[EXERCISE DIRECTIONS] Each record must be written out again exactly. Skip any picture it contains.

[Stored entries]
※

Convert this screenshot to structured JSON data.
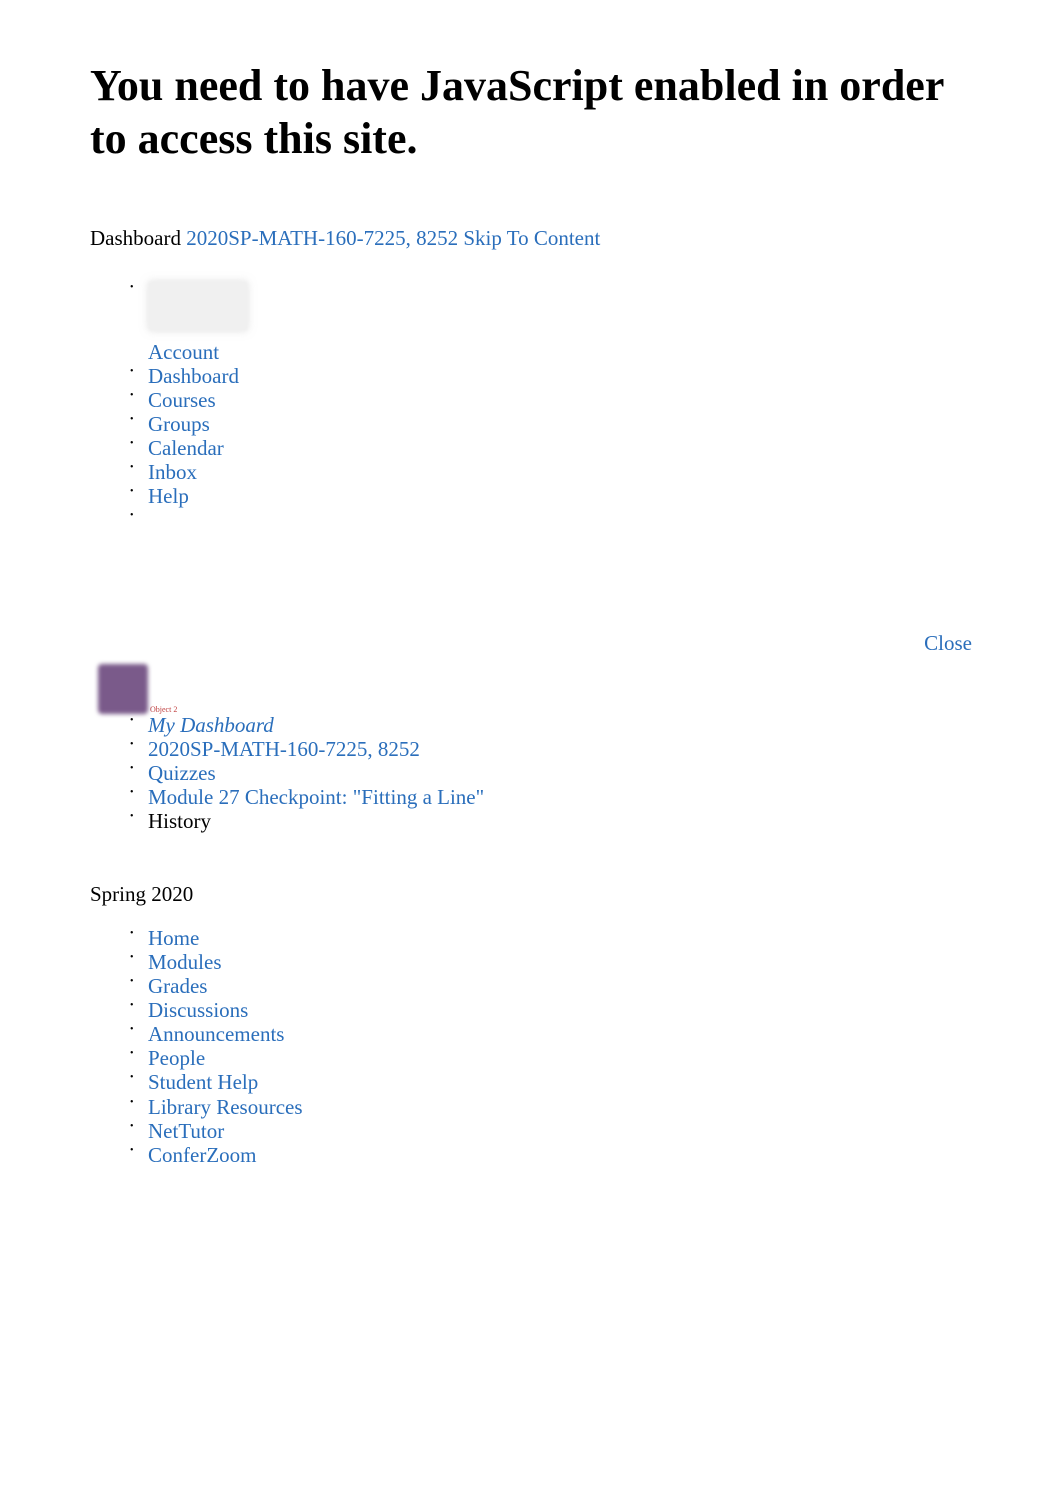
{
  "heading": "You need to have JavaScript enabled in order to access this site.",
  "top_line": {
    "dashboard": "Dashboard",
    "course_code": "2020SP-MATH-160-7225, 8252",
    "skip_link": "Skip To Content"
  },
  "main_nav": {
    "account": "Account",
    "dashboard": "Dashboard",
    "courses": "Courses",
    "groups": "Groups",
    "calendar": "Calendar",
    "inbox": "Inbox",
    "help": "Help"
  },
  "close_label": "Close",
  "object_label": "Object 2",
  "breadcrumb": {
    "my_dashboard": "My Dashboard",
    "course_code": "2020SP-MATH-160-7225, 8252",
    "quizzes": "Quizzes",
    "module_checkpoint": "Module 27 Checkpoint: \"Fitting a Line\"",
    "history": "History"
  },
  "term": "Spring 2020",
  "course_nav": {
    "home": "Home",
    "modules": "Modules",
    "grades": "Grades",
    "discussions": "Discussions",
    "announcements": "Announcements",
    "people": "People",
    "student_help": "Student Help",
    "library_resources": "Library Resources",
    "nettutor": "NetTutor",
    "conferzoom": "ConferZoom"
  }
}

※

[RESPONSE TO THIS TASK]
Convert this screenshot to structured JSON data.
{
  "heading": "You need to have JavaScript enabled in order to access this site.",
  "top_line": {
    "dashboard": "Dashboard",
    "course_code": "2020SP-MATH-160-7225, 8252",
    "skip_link": "Skip To Content"
  },
  "main_nav": {
    "account": "Account",
    "dashboard": "Dashboard",
    "courses": "Courses",
    "groups": "Groups",
    "calendar": "Calendar",
    "inbox": "Inbox",
    "help": "Help"
  },
  "close_label": "Close",
  "object_label": "Object 2",
  "breadcrumb": {
    "my_dashboard": "My Dashboard",
    "course_code": "2020SP-MATH-160-7225, 8252",
    "quizzes": "Quizzes",
    "module_checkpoint": "Module 27 Checkpoint: \"Fitting a Line\"",
    "history": "History"
  },
  "term": "Spring 2020",
  "course_nav": {
    "home": "Home",
    "modules": "Modules",
    "grades": "Grades",
    "discussions": "Discussions",
    "announcements": "Announcements",
    "people": "People",
    "student_help": "Student Help",
    "library_resources": "Library Resources",
    "nettutor": "NetTutor",
    "conferzoom": "ConferZoom"
  }
}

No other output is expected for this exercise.